|US20040217506 *||May 2, 2003||Nov 4, 2004||Kimberly-Clark Worldwide, Inc.||Method of treating an elastomeric matrix|
|US20040253459 *||Jun 11, 2003||Dec 16, 2004||Kimberly-Clark Worldwide, Inc.||Composition for forming an elastomeric article|
|US20050035493 *||Jun 30, 2004||Feb 17, 2005||Ansell Healthcare Products Inc.||Textured surface coating for gloves and method of making|
|US20050143509 *||Feb 28, 2005||Jun 30, 2005||Modha Shantilal H.||Method of making a glove having improved donning characteristics|
|US20050271842 *||Jul 11, 2005||Dec 8, 2005||Triebes T G||Composition for forming an elastomeric article|
|US20060130216 *||Jan 29, 2004||Jun 22, 2006||Allsebrook Maria P R||Garments with means to hydrate the skin|
|US20060150300 *||Jan 12, 2005||Jul 13, 2006||Ansell Healthcare Products Llc||Latex gloves and articles with geometrically defined surface texture providing enhanced grip and method for in-line processing thereof|
|US20060191056 *||Nov 15, 2005||Aug 31, 2006||Bottcher Paul L||Disposable gloves and methods of making same|
|US20070118967 *||Dec 14, 2006||May 31, 2007||Ansell Healthcare Products Llc||Textured surface coating for gloves and method of making|

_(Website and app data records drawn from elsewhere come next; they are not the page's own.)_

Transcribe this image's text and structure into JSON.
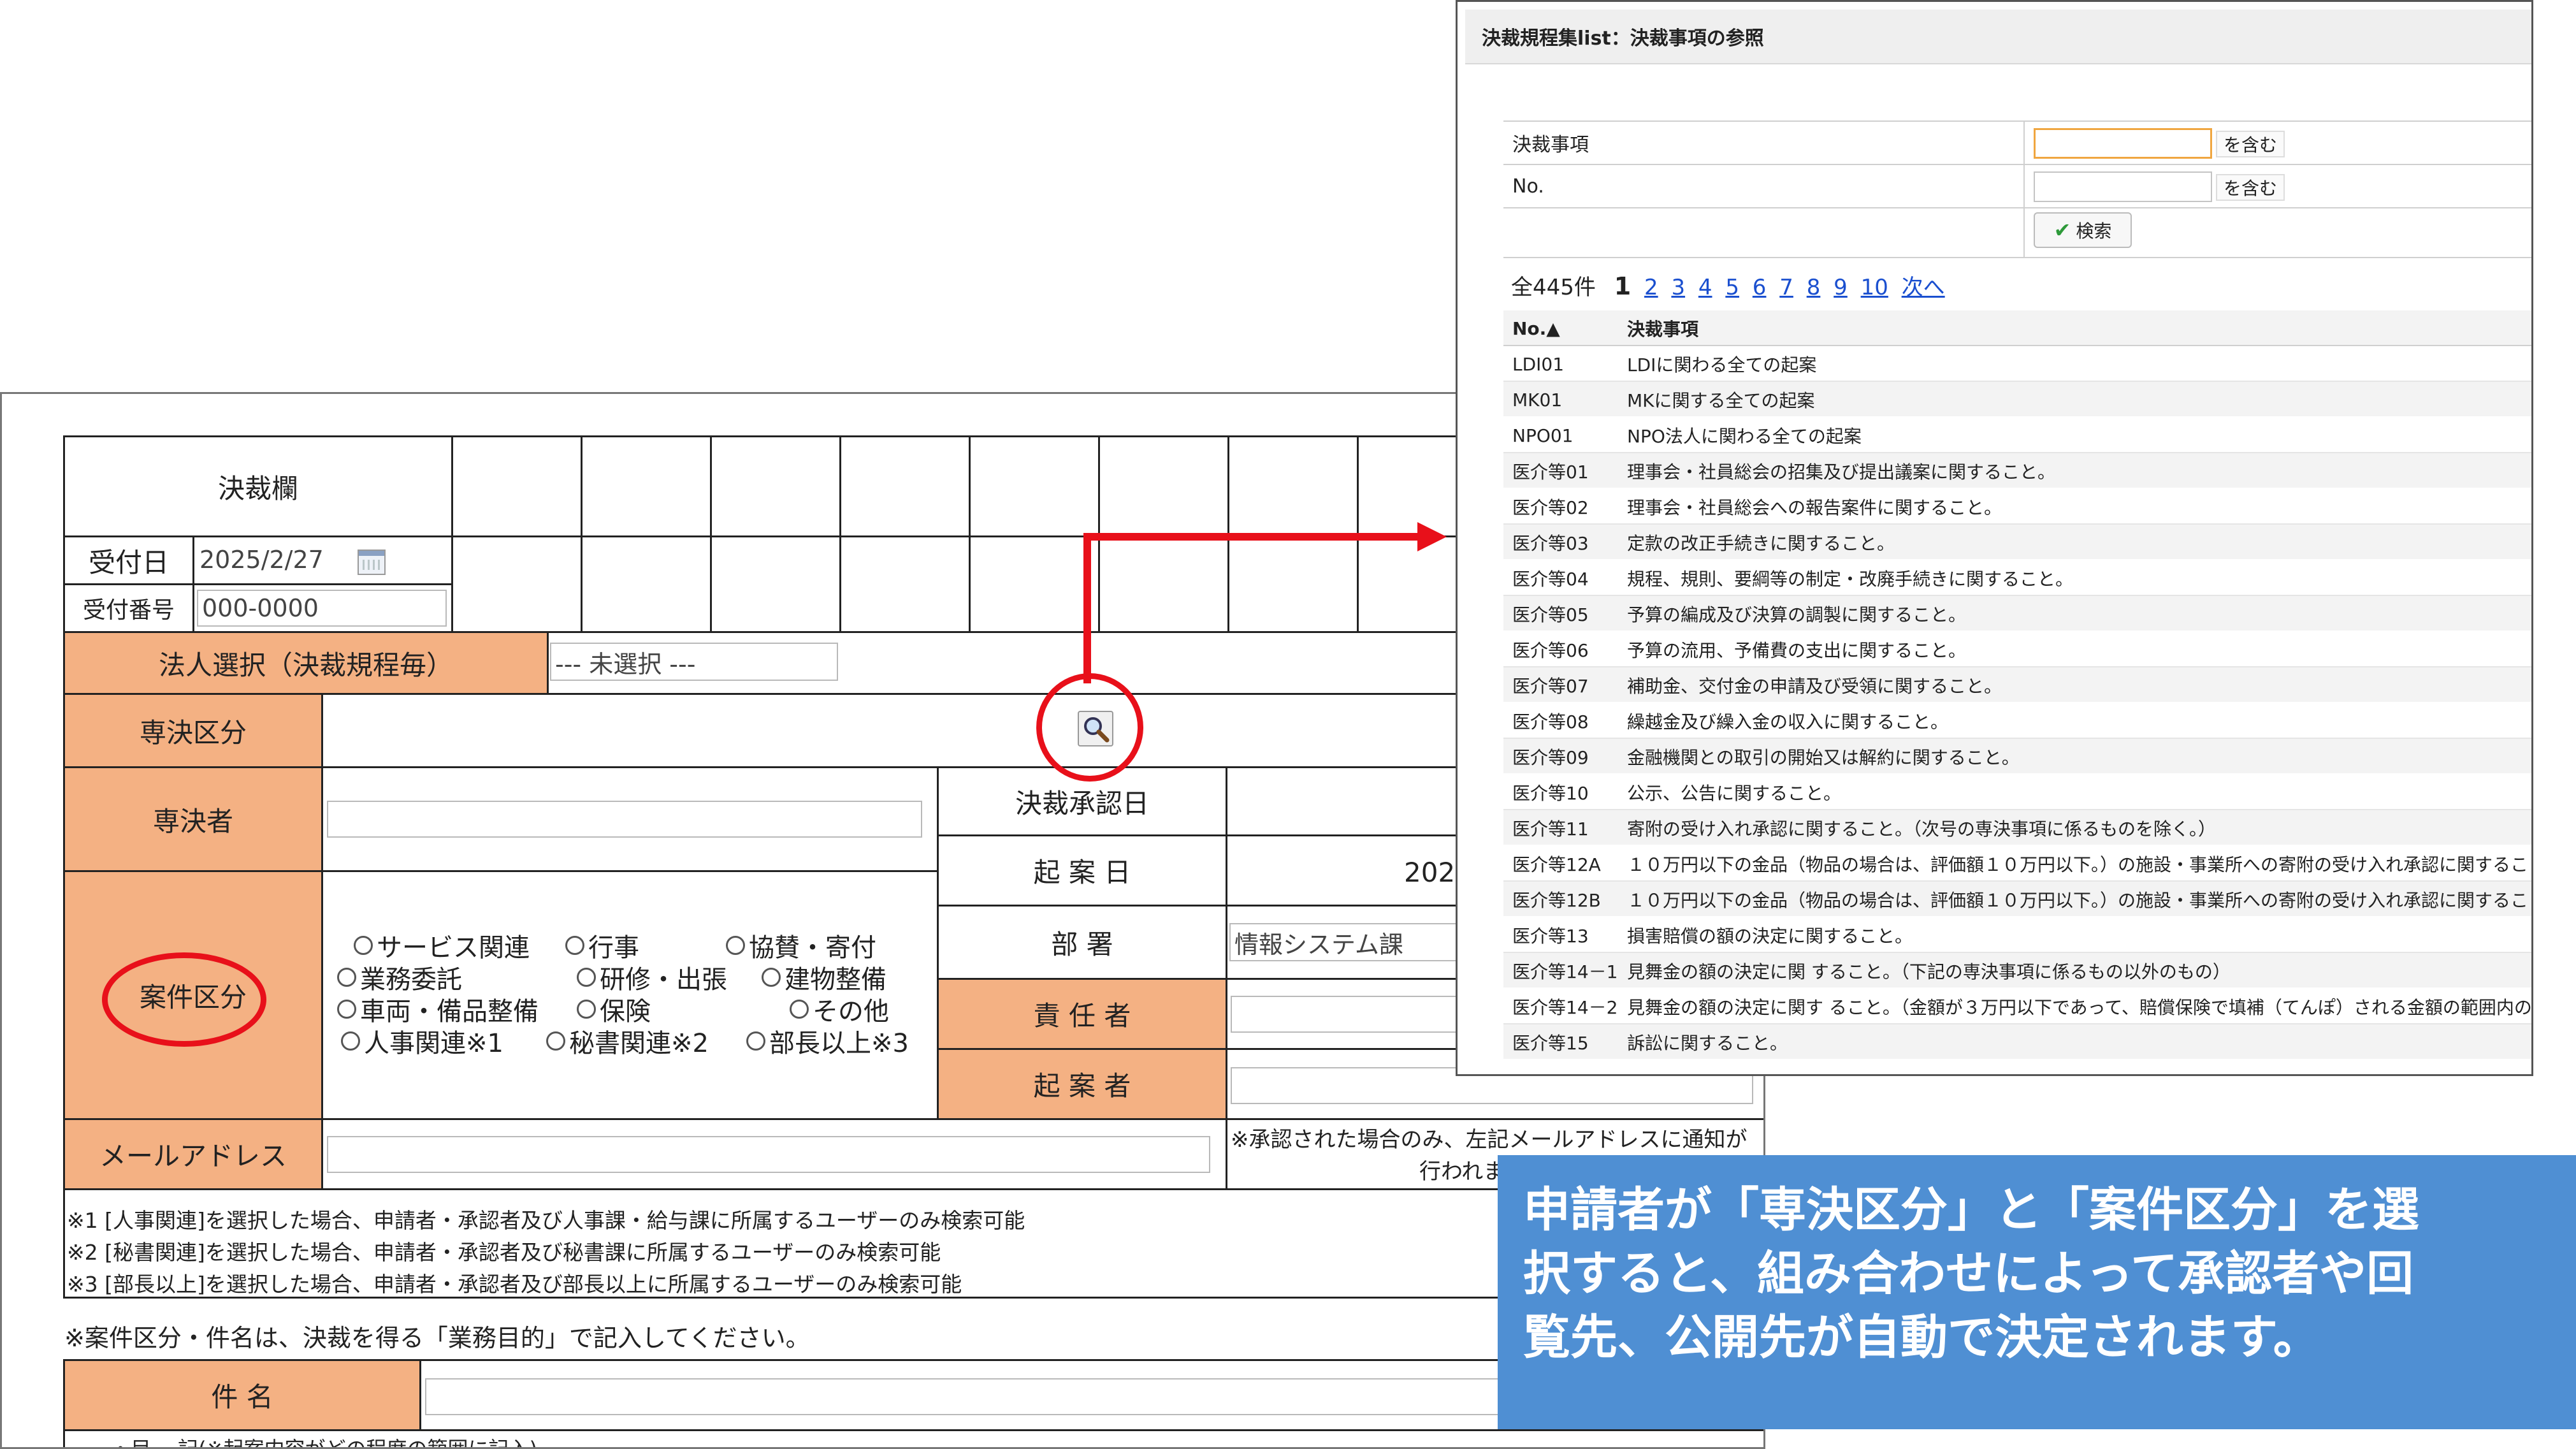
{
  "form": {
    "kessai_label": "決裁欄",
    "uketsuke_date_label": "受付日",
    "uketsuke_date_value": "2025/2/27",
    "uketsuke_no_label": "受付番号",
    "uketsuke_no_value": "000-0000",
    "houjin_label": "法人選択（決裁規程毎）",
    "houjin_value": "--- 未選択 ---",
    "senketsu_kubun_label": "専決区分",
    "senketsusha_label": "専決者",
    "kessai_shounin_label": "決裁承認日",
    "kian_date_label": "起 案 日",
    "kian_date_value": "202",
    "busho_label": "部 署",
    "busho_value": "情報システム課",
    "sekinin_label": "責 任 者",
    "kiansha_label": "起 案 者",
    "anken_kubun_label": "案件区分",
    "radio_options": [
      "サービス関連",
      "行事",
      "協賛・寄付",
      "業務委託",
      "研修・出張",
      "建物整備",
      "車両・備品整備",
      "保険",
      "その他",
      "人事関連※1",
      "秘書関連※2",
      "部長以上※3"
    ],
    "mail_label": "メールアドレス",
    "mail_note_1": "※承認された場合のみ、左記メールアドレスに通知が",
    "mail_note_2": "行われま",
    "notes": [
      "※1 [人事関連]を選択した場合、申請者・承認者及び人事課・給与課に所属するユーザーのみ検索可能",
      "※2 [秘書関連]を選択した場合、申請者・承認者及び秘書課に所属するユーザーのみ検索可能",
      "※3 [部長以上]を選択した場合、申請者・承認者及び部長以上に所属するユーザーのみ検索可能"
    ],
    "instruction": "※案件区分・件名は、決裁を得る「業務目的」で記入してください。",
    "kenmei_label": "件 名",
    "bottom_cut": "・目… 記(※起案内容がどの程度の範囲に記入)"
  },
  "popup": {
    "title": "決裁規程集list：決裁事項の参照",
    "search": {
      "kessai_label": "決裁事項",
      "no_label": "No.",
      "contains": "を含む",
      "search_button": "検索"
    },
    "total": "全445件",
    "current_page": "1",
    "pages": [
      "2",
      "3",
      "4",
      "5",
      "6",
      "7",
      "8",
      "9",
      "10"
    ],
    "next": "次へ",
    "columns": [
      "No.▲",
      "決裁事項"
    ],
    "rows": [
      [
        "LDI01",
        "LDIに関わる全ての起案"
      ],
      [
        "MK01",
        "MKに関する全ての起案"
      ],
      [
        "NPO01",
        "NPO法人に関わる全ての起案"
      ],
      [
        "医介等01",
        "理事会・社員総会の招集及び提出議案に関すること。"
      ],
      [
        "医介等02",
        "理事会・社員総会への報告案件に関すること。"
      ],
      [
        "医介等03",
        "定款の改正手続きに関すること。"
      ],
      [
        "医介等04",
        "規程、規則、要綱等の制定・改廃手続きに関すること。"
      ],
      [
        "医介等05",
        "予算の編成及び決算の調製に関すること。"
      ],
      [
        "医介等06",
        "予算の流用、予備費の支出に関すること。"
      ],
      [
        "医介等07",
        "補助金、交付金の申請及び受領に関すること。"
      ],
      [
        "医介等08",
        "繰越金及び繰入金の収入に関すること。"
      ],
      [
        "医介等09",
        "金融機関との取引の開始又は解約に関すること。"
      ],
      [
        "医介等10",
        "公示、公告に関すること。"
      ],
      [
        "医介等11",
        "寄附の受け入れ承認に関すること。（次号の専決事項に係るものを除く。）"
      ],
      [
        "医介等12A",
        "１０万円以下の金品（物品の場合は、評価額１０万円以下。）の施設・事業所への寄附の受け入れ承認に関するこ"
      ],
      [
        "医介等12B",
        "１０万円以下の金品（物品の場合は、評価額１０万円以下。）の施設・事業所への寄附の受け入れ承認に関するこ"
      ],
      [
        "医介等13",
        "損害賠償の額の決定に関すること。"
      ],
      [
        "医介等14－1",
        "見舞金の額の決定に関 すること。（下記の専決事項に係るもの以外のもの）"
      ],
      [
        "医介等14－2",
        "見舞金の額の決定に関す ること。（金額が３万円以下であって、賠償保険で填補（てんぽ）される金額の範囲内の"
      ],
      [
        "医介等15",
        "訴訟に関すること。"
      ]
    ]
  },
  "note": {
    "line1": "申請者が「専決区分」と「案件区分」を選",
    "line2": "択すると、組み合わせによって承認者や回",
    "line3": "覧先、公開先が自動で決定されます。"
  },
  "colors": {
    "orange": "#f4b183",
    "red": "#e8101a",
    "blue": "#4f8fd3",
    "link": "#1a4fcf"
  }
}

|US20070126149 *||Feb 21, 2006||Jun 7, 2007||North Safety Products, Inc.||Method for making elongate glove, such as nitrile glove for glove box, on porcelain mold|

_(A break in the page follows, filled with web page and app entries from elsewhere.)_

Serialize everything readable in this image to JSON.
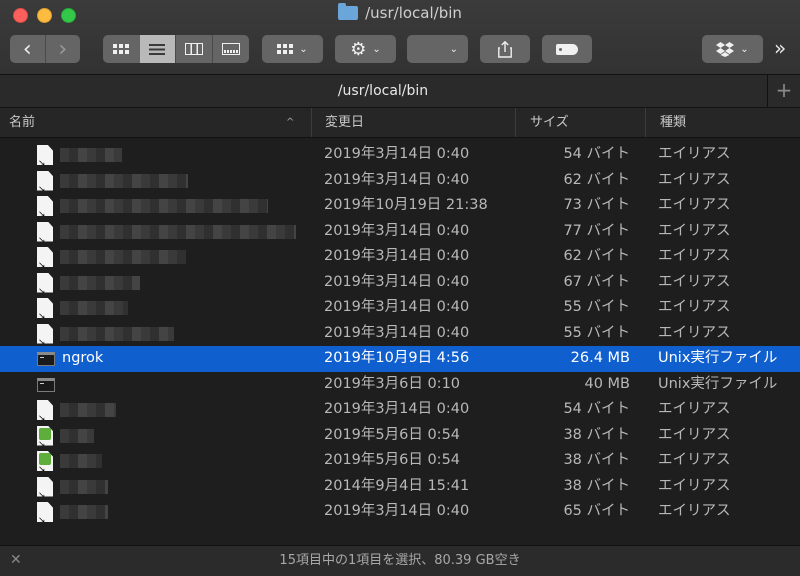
{
  "window": {
    "title": "/usr/local/bin",
    "path_title": "/usr/local/bin"
  },
  "toolbar": {
    "back_glyph": "‹",
    "forward_glyph": "›",
    "overflow_glyph": "»",
    "chevron": "⌄"
  },
  "icons": {
    "back": "chevron-left-icon",
    "forward": "chevron-right-icon",
    "view_icons": "grid-icon",
    "view_list": "list-icon",
    "view_columns": "columns-icon",
    "view_gallery": "gallery-icon",
    "group": "group-icon",
    "action": "gear-icon",
    "share": "share-icon",
    "tag": "tag-icon",
    "dropbox": "dropbox-icon",
    "add_tab": "plus-icon",
    "status_tools": "wrench-icon"
  },
  "columns": {
    "name": "名前",
    "date": "変更日",
    "size": "サイズ",
    "kind": "種類",
    "sort_indicator": "^"
  },
  "rows": [
    {
      "name": "",
      "date": "2019年3月14日 0:40",
      "size": "54 バイト",
      "kind": "エイリアス",
      "icon": "alias-doc-icon"
    },
    {
      "name": "",
      "date": "2019年3月14日 0:40",
      "size": "62 バイト",
      "kind": "エイリアス",
      "icon": "alias-doc-icon"
    },
    {
      "name": "",
      "date": "2019年10月19日 21:38",
      "size": "73 バイト",
      "kind": "エイリアス",
      "icon": "alias-doc-icon"
    },
    {
      "name": "",
      "date": "2019年3月14日 0:40",
      "size": "77 バイト",
      "kind": "エイリアス",
      "icon": "alias-doc-icon"
    },
    {
      "name": "",
      "date": "2019年3月14日 0:40",
      "size": "62 バイト",
      "kind": "エイリアス",
      "icon": "alias-doc-icon"
    },
    {
      "name": "",
      "date": "2019年3月14日 0:40",
      "size": "67 バイト",
      "kind": "エイリアス",
      "icon": "alias-doc-icon"
    },
    {
      "name": "",
      "date": "2019年3月14日 0:40",
      "size": "55 バイト",
      "kind": "エイリアス",
      "icon": "alias-doc-icon"
    },
    {
      "name": "",
      "date": "2019年3月14日 0:40",
      "size": "55 バイト",
      "kind": "エイリアス",
      "icon": "alias-doc-icon"
    },
    {
      "name": "ngrok",
      "date": "2019年10月9日 4:56",
      "size": "26.4 MB",
      "kind": "Unix実行ファイル",
      "icon": "terminal-exec-icon",
      "selected": true
    },
    {
      "name": "",
      "date": "2019年3月6日 0:10",
      "size": "40 MB",
      "kind": "Unix実行ファイル",
      "icon": "terminal-exec-icon"
    },
    {
      "name": "",
      "date": "2019年3月14日 0:40",
      "size": "54 バイト",
      "kind": "エイリアス",
      "icon": "alias-doc-icon"
    },
    {
      "name": "",
      "date": "2019年5月6日 0:54",
      "size": "38 バイト",
      "kind": "エイリアス",
      "icon": "alias-script-icon"
    },
    {
      "name": "",
      "date": "2019年5月6日 0:54",
      "size": "38 バイト",
      "kind": "エイリアス",
      "icon": "alias-script-icon"
    },
    {
      "name": "",
      "date": "2014年9月4日 15:41",
      "size": "38 バイト",
      "kind": "エイリアス",
      "icon": "alias-doc-icon"
    },
    {
      "name": "",
      "date": "2019年3月14日 0:40",
      "size": "65 バイト",
      "kind": "エイリアス",
      "icon": "alias-doc-icon"
    }
  ],
  "status": {
    "text": "15項目中の1項目を選択、80.39 GB空き"
  },
  "colors": {
    "selection": "#0f5fcf",
    "background": "#1e1e1e",
    "toolbar_button": "#656565"
  }
}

|US20070192929 *||Feb 15, 2007||Aug 23, 2007||Ansell Healthcare Products Llc||Textured surface coating for gloves and method of making|

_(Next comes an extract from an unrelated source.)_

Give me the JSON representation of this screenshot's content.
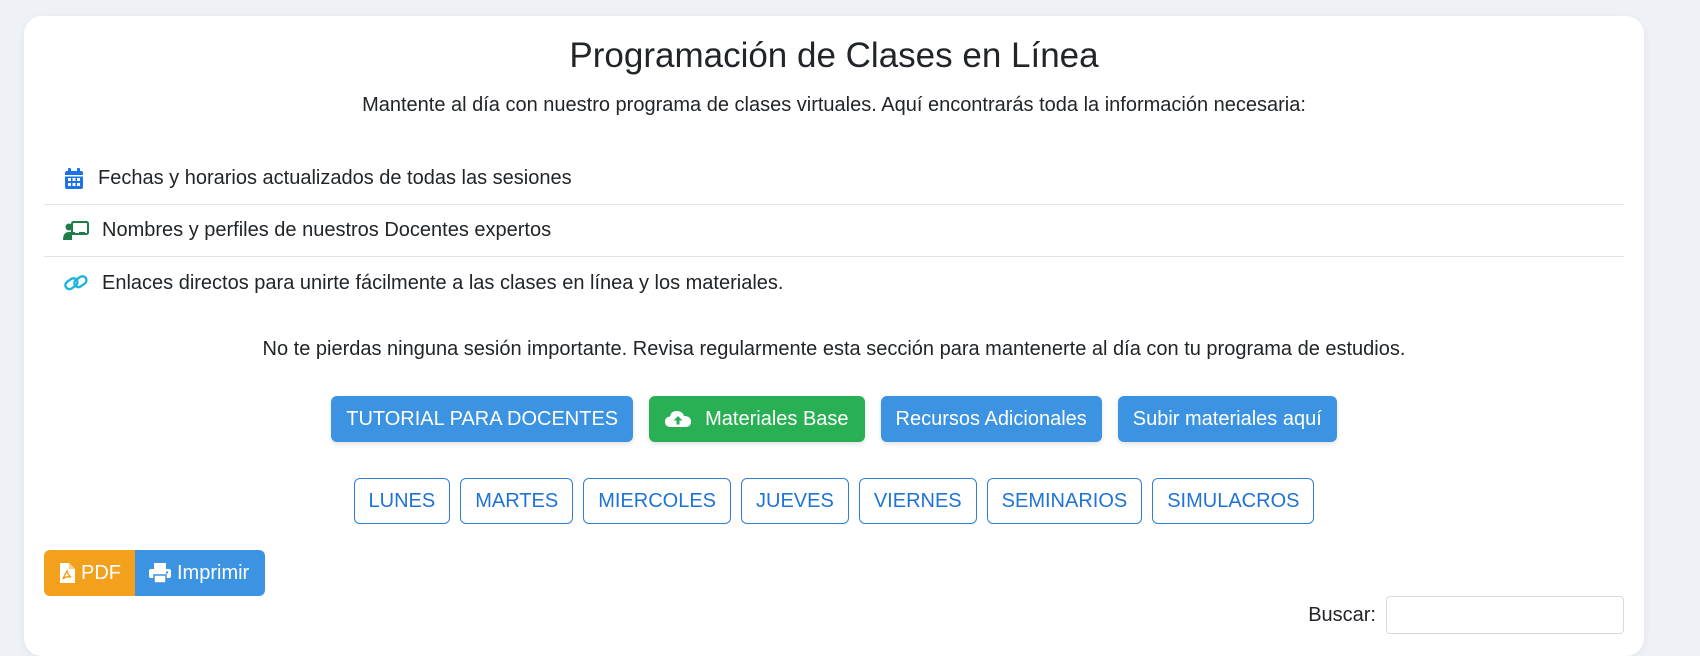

|US20080244809 *||Apr 21, 2008||Oct 9, 2008||Noorman Bin Abu Hassan||Latex Gloves and Articles with Geometrically Defined Surface Texture Providing Enhanced Grip Method for In-Line Processing Thereof|
|US20090035447 *||Oct 2, 2008||Feb 5, 2009||Bottcher Paul L||Methods of making disposable gloves|
|US20100050317 *||May 24, 2007||Mar 4, 2010||Regent Medical Limited||Glove with anti-roll down/anti-rucking cuff|
|US20100107304 *||Mar 27, 2008||May 6, 2010||Kazutaka Matsunobu||Method for forming resin surface, method for manufacturing article which forms recessed portions different in size randomly on surface thereof and article manufactured by the method, and method for manufacturing gloves and gloves manufactured by the method|
|US20110030121 *||Feb 10, 2011||Smalls Delicia A||Slip-resistant medical grip glove|
|US20110088140 *||Apr 21, 2011||Ansell Healthcare Products Llc|
|US20120000005 *||Jan 5, 2012||Showa Glove Co.||Glove and method for producing the same|
|US20130086731 *||Jun 7, 2011||Apr 11, 2013||Takato Tsuru||Work glove|
|US20130133126 *||May 30, 2013||Midas Safety, Inc.||Method for making gloves|
|US20130291283 *||May 2, 2013||Nov 7, 2013||Ansell Healthcare Products Llc||Highly absorbant foamed lining|
|US20150082511 *||Sep 23, 2013||Mar 26, 2015||Ralph Bryant||Grip enhancing hand and wrist covering|
|USD735968||Dec 13, 2013||Aug 11, 2015||Covco Ltd.||Glove|
|EP0128531A2 *||Jun 6, 1984||Dec 19, 1984||Ansell-Edmont Industrial INC.||Method for manufaturing a glove|
|WO1992013497A1 *||Jan 29, 1992||Aug 20, 1992||Smith & Nephew Plc||Rubber gloves, their manufacture and use|
|WO1996014764A1 *||Nov 13, 1995||May 23, 1996||Azon Corporation||Chain mail garments impregnated with an elastomeric material|
|WO1996018485A1 *||Dec 4, 1995||Jun 20, 1996||Gummiwerke Rotpunkt Gmbh Zeulenroda||Process and device for varying the thickness of thin-walled vulcanised dipped articles, in particular operating and examination gloves|
|WO1998025747A1 *||Dec 11, 1997||Jun 18, 1998||Lrc Products Limited||Process and apparatus for forming a thin-walled elastomeric article|
|WO1998033459A1 *||Jan 29, 1998||Aug 6, 1998||Lrc Products Limited||Condoms|
|WO2000019847A1 *||Sep 30, 1999||Apr 13, 2000||Allegiance Corporation||Elastomeric glove with enhanced grip strength|
|WO2007067230A1 *||Aug 22, 2006||Jun 14, 2007||North Safety Products, Inc.||Method for making elongate glove, such as nitrile glove for glove box, on porcelain mold|
|U.S. Classification||264/306, 264/309, 2/168|
|International Classification||A41D19/00, A61B19/04, B29C41/14, B29D99/00|
|Cooperative Classification||A61B42/00, B29C41/14, B29D99/0067, A41D19/0062, B29L2031/4864, B29K2021/00|
|European Classification||B29D99/00N3, A61B19/04, B29C41/14|